By Antonia Maioni, Globe and Mail, December 28, 2011
Antonia Maioni is an associate professor of political science at McGill University.
Expect a government of grownups.
Reviewing the record on issues from climate change to gun control to Attawapiskat, many of us wonder what’s happening to our country.
And with the continued spectacle of ministerial blame avoidance on the one hand and sophomoric political high jinks on the other, we may also be wondering when Parliament will start behaving like the responsible institution we expect it to be.
Seek an opposition with a pulse: As a political scientist, I was intrigued to witness the election of Canada’s first social democratic opposition. As a Quebecker, I’m speechless at the weakness of the province’s voice in Ottawa.
Get more respect for the F-word: It’s incredible that, in an officially bilingual country, we now have open season on the French language. Bilingualism should be an opportunity that Canada offers to every Canadian; instead, it’s become the whipping child of anti-French sentiment across the land.
Get over 1812: Here’s the reality: that, in 2012, Canadians will face an economic situation that offers no measure of certainty for anyone, in an atmosphere of apprehension about the growing spectre of inequality – individual, generational, regional – and the costs associated with social programs that need revitalization.
Here’s the fantasy: that 1812 should be celebrated with pageants and parades as a monumental turning point in our collective lives. What we need are real-time nation-building projects that look to the future, not to the past, for inspiration.
Let God save the Queen: I’m about the closest thing Quebec has to a monarchist. As a child, I listened to the Queen’s Christmas broadcasts and, as a girl, I was entranced by Princess Diana. I remain a lifelong British history buff.
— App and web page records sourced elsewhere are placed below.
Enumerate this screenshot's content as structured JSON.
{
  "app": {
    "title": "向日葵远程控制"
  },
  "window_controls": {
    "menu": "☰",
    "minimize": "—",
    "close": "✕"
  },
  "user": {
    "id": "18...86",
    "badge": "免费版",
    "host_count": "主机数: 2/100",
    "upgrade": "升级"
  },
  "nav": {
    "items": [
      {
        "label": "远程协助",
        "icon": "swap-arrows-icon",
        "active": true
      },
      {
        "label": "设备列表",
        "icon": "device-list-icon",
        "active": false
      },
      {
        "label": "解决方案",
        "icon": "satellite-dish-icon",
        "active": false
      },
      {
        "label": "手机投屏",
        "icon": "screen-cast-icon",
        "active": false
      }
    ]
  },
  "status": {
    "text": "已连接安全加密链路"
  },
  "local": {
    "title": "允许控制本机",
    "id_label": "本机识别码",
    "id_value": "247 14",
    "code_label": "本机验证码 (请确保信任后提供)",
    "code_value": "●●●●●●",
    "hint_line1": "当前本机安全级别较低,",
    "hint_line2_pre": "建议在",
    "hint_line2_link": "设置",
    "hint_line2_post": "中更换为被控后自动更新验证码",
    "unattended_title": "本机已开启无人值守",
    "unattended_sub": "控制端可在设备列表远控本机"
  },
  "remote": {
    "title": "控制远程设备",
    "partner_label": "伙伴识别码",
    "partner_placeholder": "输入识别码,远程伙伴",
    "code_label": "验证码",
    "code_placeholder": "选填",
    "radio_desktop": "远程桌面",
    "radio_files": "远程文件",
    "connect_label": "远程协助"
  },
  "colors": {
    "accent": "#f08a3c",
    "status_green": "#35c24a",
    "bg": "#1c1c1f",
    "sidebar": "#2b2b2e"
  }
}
But, like religion, an appreciation of the monarchy is best left to the personal sphere.
Canadians don’t need more superficial reminders of Her Majesty through colonial spectacles of pomp and circumstance. What we really need is to understand the relevance of the Crown to Canada’s history, and to think about whether this is still necessary to our political system in 2012 and beyond.
Thanks to Professor Maioni for a modest, yet penetrating piece from Quebec on our nation's "state of the union."
French is not as respected by this government as it once was, and one obvious reason is that they have garnered a majority without Quebec. The new Canadian political landscape says that with Ontario and the West, a majority is possible, and Quebec no longer commands the attention she once did. Hence, her linguistic and cultural aspirations are diminished on the national stage.
Replacing English-French relations with monarchy, the War of 1812 and ministerial "blame avoidance" or simply ministerial responsibility, in what was once called "responsible government"....these are the Harper answers.
And these public relations projects are surrogate for what others, including Ms Maioni and this scribe would call "nation-building" projects.
The nation, now conceived by Harper, is merely a reflection of his motivation to control through successive majority governments. It is a servant of his an his party's political ambitions, not a surge of truly national or even potentially national events, projects and aspirations that would see us build on our strengths and our tradition and our historical and cultural "compromises".
Micromanaging of the most basic political messages, and projects, by the PMO is merely short-term, narcissistic, power-seeking and power driven politics, certainly not nation building. Abandoning social policy, by arguing that the federal government can and will, for example, create the criminal code while the provinces will "pay for the administration of justice," as Finance Minister Flaherty did yesterday on CBC's Power and Politics, will not only enrage Quebec but all other provincial treasurers faced with mounting costs for the new "omnibus crime bill".
Once again, that is not nation building; it is more of the "pandering to the base" to ensure future electoral success.
As for an effective opposition "with a pulse," Canadians will have to await the selection of two party leaders, one for the NDP and the other for the Liberals to really be able to judge their potential to oppose, and to wrest political power from this government.